■ TASK GOAL ■
Exclude all pictures, then restate the entries below word for word.

§ §

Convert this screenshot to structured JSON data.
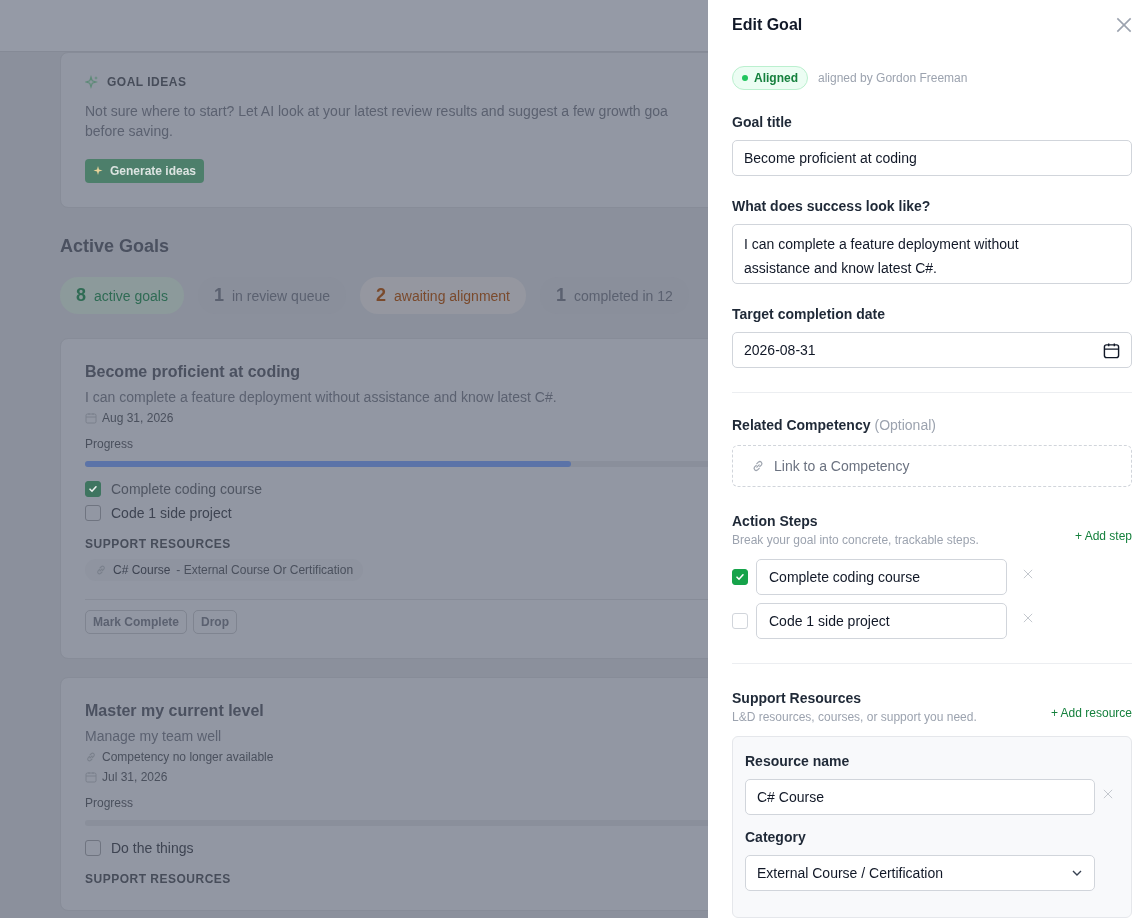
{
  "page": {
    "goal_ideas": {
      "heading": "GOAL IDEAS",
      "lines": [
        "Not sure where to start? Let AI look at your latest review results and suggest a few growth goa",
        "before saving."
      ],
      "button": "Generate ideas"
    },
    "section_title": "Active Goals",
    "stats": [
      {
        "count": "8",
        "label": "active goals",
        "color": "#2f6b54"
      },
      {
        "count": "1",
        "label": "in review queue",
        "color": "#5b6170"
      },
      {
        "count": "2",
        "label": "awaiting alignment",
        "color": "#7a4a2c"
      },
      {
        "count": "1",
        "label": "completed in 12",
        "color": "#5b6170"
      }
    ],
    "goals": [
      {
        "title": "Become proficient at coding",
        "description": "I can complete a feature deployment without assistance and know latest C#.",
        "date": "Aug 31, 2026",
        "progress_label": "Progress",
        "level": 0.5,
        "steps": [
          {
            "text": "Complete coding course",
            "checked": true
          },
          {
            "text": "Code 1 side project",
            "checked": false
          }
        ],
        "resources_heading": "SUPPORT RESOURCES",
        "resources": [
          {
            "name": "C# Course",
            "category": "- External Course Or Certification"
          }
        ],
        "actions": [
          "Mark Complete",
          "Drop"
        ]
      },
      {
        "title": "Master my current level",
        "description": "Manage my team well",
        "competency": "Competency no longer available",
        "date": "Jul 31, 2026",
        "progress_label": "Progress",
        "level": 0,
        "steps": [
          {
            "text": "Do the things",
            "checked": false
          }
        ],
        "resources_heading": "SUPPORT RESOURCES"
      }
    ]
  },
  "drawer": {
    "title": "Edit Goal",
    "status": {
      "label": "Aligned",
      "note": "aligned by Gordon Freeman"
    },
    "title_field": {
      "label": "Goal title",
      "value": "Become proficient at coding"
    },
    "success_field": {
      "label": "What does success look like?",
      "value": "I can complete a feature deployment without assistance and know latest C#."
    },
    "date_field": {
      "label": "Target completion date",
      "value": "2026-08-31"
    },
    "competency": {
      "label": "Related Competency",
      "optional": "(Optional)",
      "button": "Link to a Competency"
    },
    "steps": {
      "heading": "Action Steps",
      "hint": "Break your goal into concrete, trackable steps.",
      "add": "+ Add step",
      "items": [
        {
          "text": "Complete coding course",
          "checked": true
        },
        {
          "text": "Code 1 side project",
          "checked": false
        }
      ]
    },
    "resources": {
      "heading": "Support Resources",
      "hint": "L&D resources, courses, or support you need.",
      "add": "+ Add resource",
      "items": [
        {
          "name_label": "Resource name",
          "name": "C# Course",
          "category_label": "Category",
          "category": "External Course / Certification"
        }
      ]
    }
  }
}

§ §

■ OUTPUT FOR THIS TASK ■
Convert this screenshot to structured JSON data.
{
  "page": {
    "goal_ideas": {
      "heading": "GOAL IDEAS",
      "lines": [
        "Not sure where to start? Let AI look at your latest review results and suggest a few growth goa",
        "before saving."
      ],
      "button": "Generate ideas"
    },
    "section_title": "Active Goals",
    "stats": [
      {
        "count": "8",
        "label": "active goals",
        "color": "#2f6b54"
      },
      {
        "count": "1",
        "label": "in review queue",
        "color": "#5b6170"
      },
      {
        "count": "2",
        "label": "awaiting alignment",
        "color": "#7a4a2c"
      },
      {
        "count": "1",
        "label": "completed in 12",
        "color": "#5b6170"
      }
    ],
    "goals": [
      {
        "title": "Become proficient at coding",
        "description": "I can complete a feature deployment without assistance and know latest C#.",
        "date": "Aug 31, 2026",
        "progress_label": "Progress",
        "level": 0.5,
        "steps": [
          {
            "text": "Complete coding course",
            "checked": true
          },
          {
            "text": "Code 1 side project",
            "checked": false
          }
        ],
        "resources_heading": "SUPPORT RESOURCES",
        "resources": [
          {
            "name": "C# Course",
            "category": "- External Course Or Certification"
          }
        ],
        "actions": [
          "Mark Complete",
          "Drop"
        ]
      },
      {
        "title": "Master my current level",
        "description": "Manage my team well",
        "competency": "Competency no longer available",
        "date": "Jul 31, 2026",
        "progress_label": "Progress",
        "level": 0,
        "steps": [
          {
            "text": "Do the things",
            "checked": false
          }
        ],
        "resources_heading": "SUPPORT RESOURCES"
      }
    ]
  },
  "drawer": {
    "title": "Edit Goal",
    "status": {
      "label": "Aligned",
      "note": "aligned by Gordon Freeman"
    },
    "title_field": {
      "label": "Goal title",
      "value": "Become proficient at coding"
    },
    "success_field": {
      "label": "What does success look like?",
      "value": "I can complete a feature deployment without assistance and know latest C#."
    },
    "date_field": {
      "label": "Target completion date",
      "value": "2026-08-31"
    },
    "competency": {
      "label": "Related Competency",
      "optional": "(Optional)",
      "button": "Link to a Competency"
    },
    "steps": {
      "heading": "Action Steps",
      "hint": "Break your goal into concrete, trackable steps.",
      "add": "+ Add step",
      "items": [
        {
          "text": "Complete coding course",
          "checked": true
        },
        {
          "text": "Code 1 side project",
          "checked": false
        }
      ]
    },
    "resources": {
      "heading": "Support Resources",
      "hint": "L&D resources, courses, or support you need.",
      "add": "+ Add resource",
      "items": [
        {
          "name_label": "Resource name",
          "name": "C# Course",
          "category_label": "Category",
          "category": "External Course / Certification"
        }
      ]
    }
  }
}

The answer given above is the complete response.